Pecans are popular around the world. They’re the only tree nut native to the United States and, fortunately for Alabamians, Southern states have the perfect climate for growing them. That’s why pecans are included in so many Alabama landscapes, recipes and memories.

Many Alabama farmers grow pecans commercially, but even more residents remember growing up with just a few trees in their yard. 

Barbara Peak and her husband Jerry, who is Geneva County Farmers Federation president, raised three daughters on their poultry and cattle farm. They also have a few pecan trees, planted on the family farm by Jerry’s grandparents in the 1940s. Jerry’s mother is 86 and still harvests pecans from the trees in her yard for her family. 

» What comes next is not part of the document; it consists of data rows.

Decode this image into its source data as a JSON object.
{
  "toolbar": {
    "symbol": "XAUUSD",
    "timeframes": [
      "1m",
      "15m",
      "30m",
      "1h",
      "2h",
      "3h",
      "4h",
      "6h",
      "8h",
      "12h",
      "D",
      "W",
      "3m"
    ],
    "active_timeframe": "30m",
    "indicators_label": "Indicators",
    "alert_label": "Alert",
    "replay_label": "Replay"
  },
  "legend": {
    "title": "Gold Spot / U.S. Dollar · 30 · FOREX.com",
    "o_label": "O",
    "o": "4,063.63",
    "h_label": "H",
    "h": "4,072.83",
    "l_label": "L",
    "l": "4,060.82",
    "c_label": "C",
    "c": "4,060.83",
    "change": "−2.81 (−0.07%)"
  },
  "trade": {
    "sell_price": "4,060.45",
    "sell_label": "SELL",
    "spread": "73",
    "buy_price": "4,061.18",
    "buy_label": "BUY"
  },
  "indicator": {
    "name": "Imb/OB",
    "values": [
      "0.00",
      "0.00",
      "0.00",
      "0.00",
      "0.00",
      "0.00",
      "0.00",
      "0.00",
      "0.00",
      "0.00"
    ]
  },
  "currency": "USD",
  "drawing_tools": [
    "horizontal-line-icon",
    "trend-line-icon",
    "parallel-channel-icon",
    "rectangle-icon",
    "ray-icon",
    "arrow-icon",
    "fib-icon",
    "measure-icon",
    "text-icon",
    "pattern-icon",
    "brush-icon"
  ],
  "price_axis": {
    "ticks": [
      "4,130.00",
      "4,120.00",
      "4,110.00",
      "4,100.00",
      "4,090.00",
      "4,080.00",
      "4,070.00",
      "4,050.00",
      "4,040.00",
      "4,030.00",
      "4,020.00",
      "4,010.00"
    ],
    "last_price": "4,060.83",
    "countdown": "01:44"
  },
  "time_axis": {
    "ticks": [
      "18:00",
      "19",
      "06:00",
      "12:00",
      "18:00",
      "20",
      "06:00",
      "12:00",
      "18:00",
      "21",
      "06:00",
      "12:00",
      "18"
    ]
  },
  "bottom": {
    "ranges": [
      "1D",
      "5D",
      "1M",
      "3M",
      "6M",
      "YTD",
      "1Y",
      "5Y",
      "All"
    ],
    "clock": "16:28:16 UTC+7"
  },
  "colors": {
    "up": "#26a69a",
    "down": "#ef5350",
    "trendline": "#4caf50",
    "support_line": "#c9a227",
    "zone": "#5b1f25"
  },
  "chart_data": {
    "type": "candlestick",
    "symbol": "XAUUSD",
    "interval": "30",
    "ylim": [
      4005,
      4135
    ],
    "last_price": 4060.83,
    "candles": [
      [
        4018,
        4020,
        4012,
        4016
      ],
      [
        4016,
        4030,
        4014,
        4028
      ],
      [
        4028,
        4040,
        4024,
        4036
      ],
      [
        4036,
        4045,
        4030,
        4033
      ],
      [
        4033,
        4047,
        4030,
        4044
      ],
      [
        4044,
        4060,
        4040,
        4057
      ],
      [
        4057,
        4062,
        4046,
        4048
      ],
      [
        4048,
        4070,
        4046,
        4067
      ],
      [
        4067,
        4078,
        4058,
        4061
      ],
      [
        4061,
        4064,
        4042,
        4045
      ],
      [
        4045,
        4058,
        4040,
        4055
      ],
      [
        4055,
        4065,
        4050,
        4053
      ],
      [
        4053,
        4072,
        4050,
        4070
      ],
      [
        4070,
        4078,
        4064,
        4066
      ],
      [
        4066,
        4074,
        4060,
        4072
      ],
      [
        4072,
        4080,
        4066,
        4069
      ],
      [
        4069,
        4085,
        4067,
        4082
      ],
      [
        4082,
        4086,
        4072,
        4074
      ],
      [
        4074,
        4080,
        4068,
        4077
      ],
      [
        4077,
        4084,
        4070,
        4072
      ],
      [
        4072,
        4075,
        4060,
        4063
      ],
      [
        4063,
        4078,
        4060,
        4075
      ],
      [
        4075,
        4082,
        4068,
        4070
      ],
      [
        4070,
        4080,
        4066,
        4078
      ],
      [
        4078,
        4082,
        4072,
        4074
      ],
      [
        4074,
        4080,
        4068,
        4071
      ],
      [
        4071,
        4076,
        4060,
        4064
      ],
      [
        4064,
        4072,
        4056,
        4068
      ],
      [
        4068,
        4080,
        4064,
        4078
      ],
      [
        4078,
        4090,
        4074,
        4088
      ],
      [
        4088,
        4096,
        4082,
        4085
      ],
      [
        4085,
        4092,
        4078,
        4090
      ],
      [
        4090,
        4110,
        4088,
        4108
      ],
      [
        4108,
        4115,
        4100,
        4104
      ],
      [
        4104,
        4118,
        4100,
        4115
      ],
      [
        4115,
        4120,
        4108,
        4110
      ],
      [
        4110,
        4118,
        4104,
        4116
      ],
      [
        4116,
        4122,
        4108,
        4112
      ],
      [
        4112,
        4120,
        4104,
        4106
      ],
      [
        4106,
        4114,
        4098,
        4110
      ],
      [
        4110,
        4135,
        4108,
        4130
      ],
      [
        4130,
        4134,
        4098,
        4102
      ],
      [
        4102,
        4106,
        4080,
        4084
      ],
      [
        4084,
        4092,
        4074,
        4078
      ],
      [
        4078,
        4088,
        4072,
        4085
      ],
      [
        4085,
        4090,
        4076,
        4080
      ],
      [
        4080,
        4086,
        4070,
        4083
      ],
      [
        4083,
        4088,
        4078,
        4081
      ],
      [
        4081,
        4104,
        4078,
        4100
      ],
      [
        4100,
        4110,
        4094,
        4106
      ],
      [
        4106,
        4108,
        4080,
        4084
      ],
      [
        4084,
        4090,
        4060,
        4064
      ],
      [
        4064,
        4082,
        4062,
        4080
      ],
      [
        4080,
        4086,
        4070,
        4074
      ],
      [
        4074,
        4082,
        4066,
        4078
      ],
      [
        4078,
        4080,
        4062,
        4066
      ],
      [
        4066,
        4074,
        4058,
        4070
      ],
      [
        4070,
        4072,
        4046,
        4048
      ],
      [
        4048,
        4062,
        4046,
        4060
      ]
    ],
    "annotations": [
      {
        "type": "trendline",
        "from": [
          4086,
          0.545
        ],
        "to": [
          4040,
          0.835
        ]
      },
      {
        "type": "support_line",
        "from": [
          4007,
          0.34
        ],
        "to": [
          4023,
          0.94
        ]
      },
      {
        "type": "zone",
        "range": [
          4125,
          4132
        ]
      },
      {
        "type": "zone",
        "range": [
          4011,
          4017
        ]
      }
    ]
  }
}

“Our girls grew up with their Granny always having pecans ready for them to eat,” Barbara said. “When our middle daughter, Ashley, was in school at Auburn, we met her in Montgomery to buy groceries. There was a lady there looking for pecans, and Ashley looked at me and said, ‘I never thought about buying pecans at the store — we just always went to Granny’s.’”

Pecans are often thought of around holidays or as part of a favorite dessert, but the Peaks love cooking with pecans all year and in all kinds of dishes. Like many Southerners, they know pecans have a distinct flavor that performs well in savory or sweet recipes — everything from pralines and pie to chicken salad.

“They just taste better in recipes. They’re also very healthy,” Barbara said. “Anything that calls for walnuts I usually replace with pecans because they add a better flavor. Anything with pecans is bound to be delicious, in my opinion.”